Arcade.µC is not developed any more


Arcade.µC is a framework for the verification of binary code for microcontroller. Its development started in 2005 under the name [mc]square and has been widely improved since.

The goal of Arcade.µC is to enable software developers to analyze, debug, and verify their code on a daily basis. This is why we provide a graphical user interface based on the Eclipse Rich Client framework, that grants comforts most academic tools lack. Since we hide much of the complexity of formal methods from the user, a four to eight hour workshop is all a software developer needs to get started using Arcade. As input, Arcade takes the compiled binary code eliminating the need for error-prone and time-consuming manual modelling. Should you also be able to provide the C source code and a binary containing debug information, Arcade will link these inputs automatically. In that case, specifications can use C labels as well as variable names and counterexamples are displayed in the C source code as well.


Arcade.µC consists of a simulator for different microcontrollers, a set of model-checkers, and a static analysis interface.

It features a graphical user interface (see below) under a varity of operating systems.

Supported Hardware

  • ATMEL ATmega16, ATmega128
  • Renesas R8C/23
  • several discontinued microcontrollers

In the past, a computer science student who had no prior knowledge of Aracde or the target hardware implemented basic support for the Infineon XC167 microcontroller as part of his diploma thesis.

Model Checking

  • CTL model checking (including three-valued atomics)
  • Past time LTL model checking
  • Safety Automata

Static Analysis
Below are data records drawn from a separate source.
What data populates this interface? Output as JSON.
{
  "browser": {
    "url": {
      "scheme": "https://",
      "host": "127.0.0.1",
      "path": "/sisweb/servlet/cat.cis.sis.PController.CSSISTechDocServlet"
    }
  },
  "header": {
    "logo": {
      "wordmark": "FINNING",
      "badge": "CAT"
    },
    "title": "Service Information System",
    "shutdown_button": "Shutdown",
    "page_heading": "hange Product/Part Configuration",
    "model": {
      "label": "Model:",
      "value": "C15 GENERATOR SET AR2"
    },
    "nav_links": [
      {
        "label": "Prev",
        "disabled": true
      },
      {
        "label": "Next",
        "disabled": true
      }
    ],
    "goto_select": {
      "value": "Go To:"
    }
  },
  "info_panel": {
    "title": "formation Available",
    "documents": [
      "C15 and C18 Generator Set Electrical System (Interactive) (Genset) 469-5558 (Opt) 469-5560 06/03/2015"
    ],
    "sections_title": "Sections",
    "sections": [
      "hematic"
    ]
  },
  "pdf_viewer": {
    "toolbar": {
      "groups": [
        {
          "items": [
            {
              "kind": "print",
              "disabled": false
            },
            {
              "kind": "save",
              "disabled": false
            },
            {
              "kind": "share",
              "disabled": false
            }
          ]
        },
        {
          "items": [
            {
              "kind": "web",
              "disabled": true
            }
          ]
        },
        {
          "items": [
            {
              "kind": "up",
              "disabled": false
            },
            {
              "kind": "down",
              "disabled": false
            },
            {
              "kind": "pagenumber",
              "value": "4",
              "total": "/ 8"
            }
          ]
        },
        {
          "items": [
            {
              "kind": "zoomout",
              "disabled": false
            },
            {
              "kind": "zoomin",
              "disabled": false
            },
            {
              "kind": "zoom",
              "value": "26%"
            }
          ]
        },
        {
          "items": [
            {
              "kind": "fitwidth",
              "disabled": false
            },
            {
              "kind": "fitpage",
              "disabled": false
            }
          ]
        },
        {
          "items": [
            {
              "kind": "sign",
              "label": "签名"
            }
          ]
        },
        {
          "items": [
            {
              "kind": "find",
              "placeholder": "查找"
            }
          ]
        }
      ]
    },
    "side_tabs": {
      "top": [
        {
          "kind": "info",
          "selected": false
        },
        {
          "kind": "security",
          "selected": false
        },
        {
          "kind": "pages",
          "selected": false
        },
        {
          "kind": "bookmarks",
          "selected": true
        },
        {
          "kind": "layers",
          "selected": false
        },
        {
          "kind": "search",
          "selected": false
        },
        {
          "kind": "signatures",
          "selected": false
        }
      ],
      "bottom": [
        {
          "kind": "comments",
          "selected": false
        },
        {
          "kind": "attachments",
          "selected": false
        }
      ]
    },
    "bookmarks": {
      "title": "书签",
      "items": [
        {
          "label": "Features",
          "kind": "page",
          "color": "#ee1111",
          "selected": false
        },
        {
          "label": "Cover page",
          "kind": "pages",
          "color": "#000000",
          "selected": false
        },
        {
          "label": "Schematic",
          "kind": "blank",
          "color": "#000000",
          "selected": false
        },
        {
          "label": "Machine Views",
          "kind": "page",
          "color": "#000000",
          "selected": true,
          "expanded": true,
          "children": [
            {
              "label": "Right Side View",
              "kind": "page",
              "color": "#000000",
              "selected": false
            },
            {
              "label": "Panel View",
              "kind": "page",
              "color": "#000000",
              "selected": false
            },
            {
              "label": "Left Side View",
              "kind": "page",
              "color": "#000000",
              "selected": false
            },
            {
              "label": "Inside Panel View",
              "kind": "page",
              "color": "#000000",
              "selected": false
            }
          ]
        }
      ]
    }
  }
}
The major advantage of static analyses in Arcade is that they enable powerful abstraction techniques to reduce the size of the state space by several orders of magnitude without losing relevant information. However, we also present the results to the user directly:

  • Live Variable Analysis
  • Reachable Definitions Analysis
  • Maximum Stack Size Analysis
  • and many more
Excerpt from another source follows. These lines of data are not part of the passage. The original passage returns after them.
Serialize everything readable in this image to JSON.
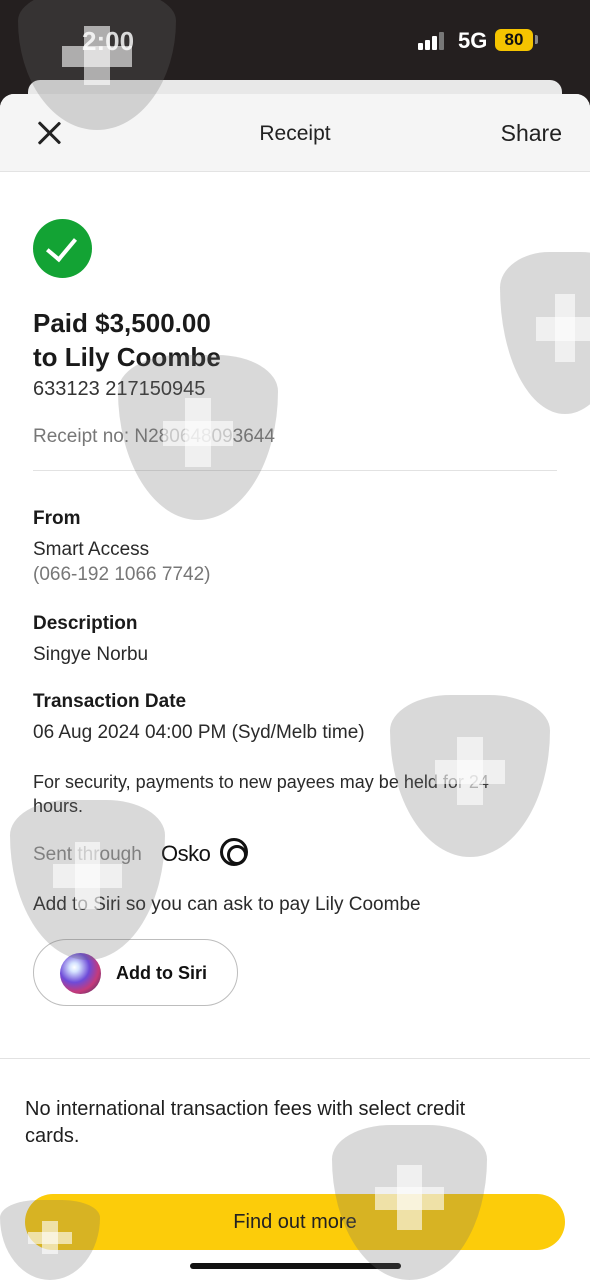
{
  "status_bar": {
    "time": "2:00",
    "network": "5G",
    "battery": "80"
  },
  "nav": {
    "title": "Receipt",
    "share_label": "Share"
  },
  "receipt": {
    "paid_line": "Paid $3,500.00",
    "payee_line": "to Lily Coombe",
    "account": "633123 217150945",
    "receipt_no": "Receipt no: N280648093644"
  },
  "from": {
    "label": "From",
    "account_name": "Smart Access",
    "account_number": "(066-192 1066 7742)"
  },
  "description": {
    "label": "Description",
    "value": "Singye Norbu"
  },
  "transaction_date": {
    "label": "Transaction Date",
    "value": "06 Aug 2024 04:00 PM (Syd/Melb time)"
  },
  "security_notice": "For security, payments to new payees may be held for 24 hours.",
  "sent_through": {
    "label": "Sent through",
    "brand": "Osko",
    "icon": "osko-logo-icon"
  },
  "siri": {
    "prompt": "Add to Siri so you can ask to pay Lily Coombe",
    "button_label": "Add to Siri",
    "icon": "siri-icon"
  },
  "promo": {
    "text": "No international transaction fees with select credit cards.",
    "button_label": "Find out more"
  },
  "colors": {
    "accent": "#fccc0a",
    "success": "#13a334",
    "badge": "#f5c400"
  }
}
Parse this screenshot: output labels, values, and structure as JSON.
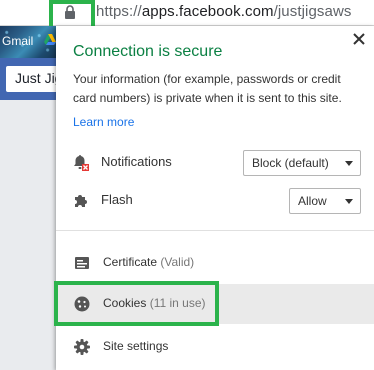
{
  "browser": {
    "url_scheme": "https://",
    "url_host": "apps.facebook.com",
    "url_path": "/justjigsaws",
    "bookmarks": [
      {
        "label": "Gmail",
        "icon": "gmail"
      },
      {
        "label": "",
        "icon": "google-drive-icon"
      }
    ],
    "page_search_text": "Just Jig"
  },
  "popup": {
    "title": "Connection is secure",
    "description": "Your information (for example, passwords or credit card numbers) is private when it is sent to this site.",
    "learn_more": "Learn more",
    "permissions": [
      {
        "label": "Notifications",
        "value": "Block (default)",
        "icon": "notification-blocked-icon"
      },
      {
        "label": "Flash",
        "value": "Allow",
        "icon": "puzzle-piece-icon"
      }
    ],
    "menu": [
      {
        "label": "Certificate",
        "sub": "(Valid)",
        "icon": "certificate-icon"
      },
      {
        "label": "Cookies",
        "sub": "(11 in use)",
        "icon": "cookie-icon",
        "hovered": true
      },
      {
        "label": "Site settings",
        "sub": "",
        "icon": "gear-icon"
      }
    ]
  },
  "colors": {
    "secure_green": "#0b8043",
    "link_blue": "#1a73e8",
    "highlight_green": "#2bb34b",
    "facebook_blue": "#4267b2"
  }
}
Recent Successes

We provided our industrial partner, a SME in the automotive sector, with Arcade and basic training. The software developers were able to create formal specifications in CTL and as safety automata. Using these specifications, Arcade uncovered a number of previously undetected errors in their code:
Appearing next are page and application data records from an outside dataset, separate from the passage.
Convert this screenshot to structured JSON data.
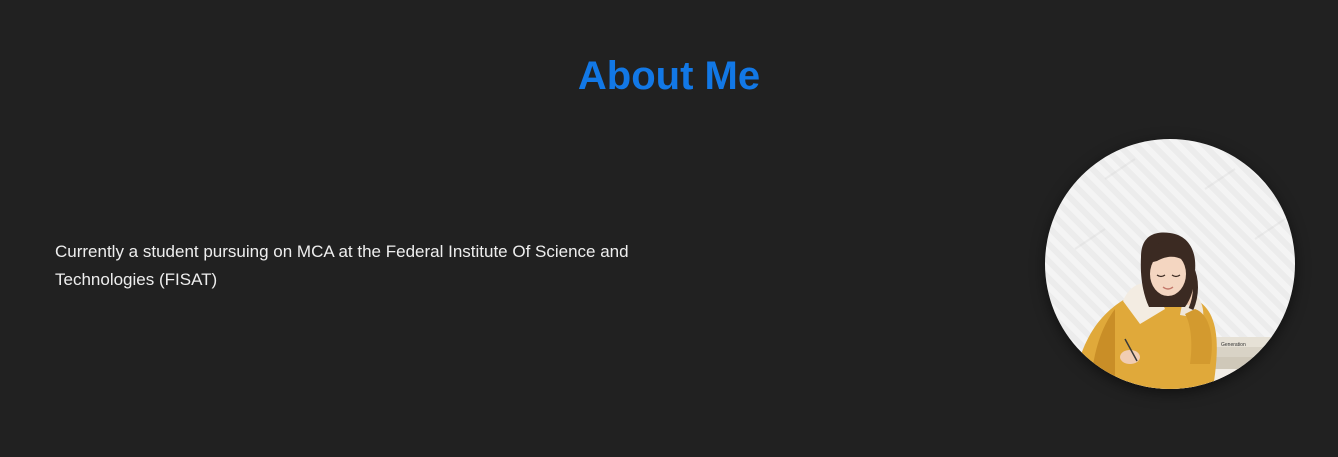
{
  "about": {
    "title": "About Me",
    "description": "Currently a student pursuing on MCA at the Federal Institute Of Science and Technologies (FISAT)"
  },
  "profile_photo": {
    "book_label": "Generation"
  },
  "colors": {
    "background": "#212121",
    "title": "#1278e6",
    "text": "#eeeeee"
  }
}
  • A possible division by zero was unconsidered.
  • Due to code reuse, interrupts were prematurely activated globally during initialization.
  • After a compiler update, an old file produced variable initialization code that did not initialize a single variable.


This picture shows the simulator view of Arcade.µC. The developer can step through the code instruction by instruction (C and assembly, forth and back) and inspect all memory locations of our internal hardware model. The Arcade Simulator View In this picture a similar view is used to present a counterexample to the user. On the right, Arcade shows in which state the safety automaton used for specification currently is. On the left, the developer can step through the counterexample (forth and back). This helps the developer in understanding the cause of the counterexample and locating the error. The Arcade Counterexample View for SPA